The holiday was first celebrated in 1885 as Prinsessedag (Princess’s Day) to honor Princess Wilhelmina on her birthday, but became Queens Day when Princess Wilhelmina became queen. The holiday jumped dates for many years it was changed to fall on the birthday of Wilhelmina’s daughter, Juliana, and then on the birthday of her daughters daughter (Beatrix) on April 30th.
The celebrations traditionally involved a parade (for Wilhelmina), a floral tribute (for Juliana), and a tour of the towns of the Netherlands by Beatrix, who uses the opportunity to honor her country’s citizens and thank them for their service.
Today there are some vibrant and exciting traditions that accompany Queens Day, which provide a good excuse for many tourists to join in the celebrations.
Orenjegekte (also known as Orange Craze, Oranjekoorts, or Orange Fever), sweeps the nation each Queens Day. The Dutch people dress in all orange attire, often painting their faces, dying their hair, and wearing crazy orange accessories. Orange, though not represented in the Dutch flag, is the color of the Dutch Royal Family, the House of Orange, so named because of the Dutch acquisition of the principality of Orange in France in 1530. Orange was later annexed by France in 1660, but the title House of Orange stuck in the Netherlands.
The biggest celebrations take place in Amsterdam, with festivities starting a day early on Queens Night and taking over the streets, canals, parks, and buildings.

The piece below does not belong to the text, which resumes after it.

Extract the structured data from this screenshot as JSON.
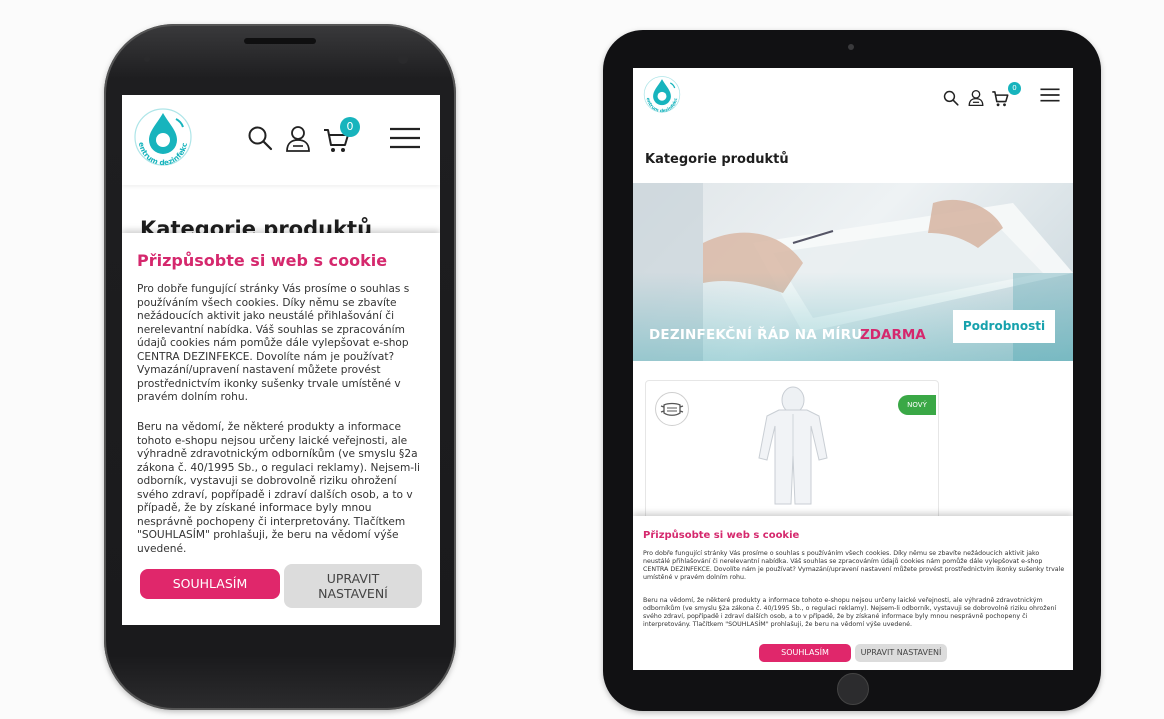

Many Dutch take to the canals on vividly decorated (and often orange) boats, creating a gridlock bumper-boat party on the waterway.
Queens Day in Amsterdam boasts live music, DJ’s, and a city-wide flea market, because it is also a free market day (called Vrijmarkt). The city transforms into a giant yard sale; everyone and anyone sells stuff stuff they’ve made, stuff they’ve bought, and stuff they want to get rid of. Many people sell out of transport bikes, a practical way to transport and display the goods among the crowds. On Queens Day no license is necessary to sell and no taxes are paid. There is even a dedicated section for kids to set up shop and sell their old toys for a few cents each.
If you want to join the festivities you’ll have to book a hotel early and walk to the event areas, because the streets will be impassable with crowds of excited, orange clad people. Its recommended that you bring some snacks and water in a backpack because lines for food can get very long.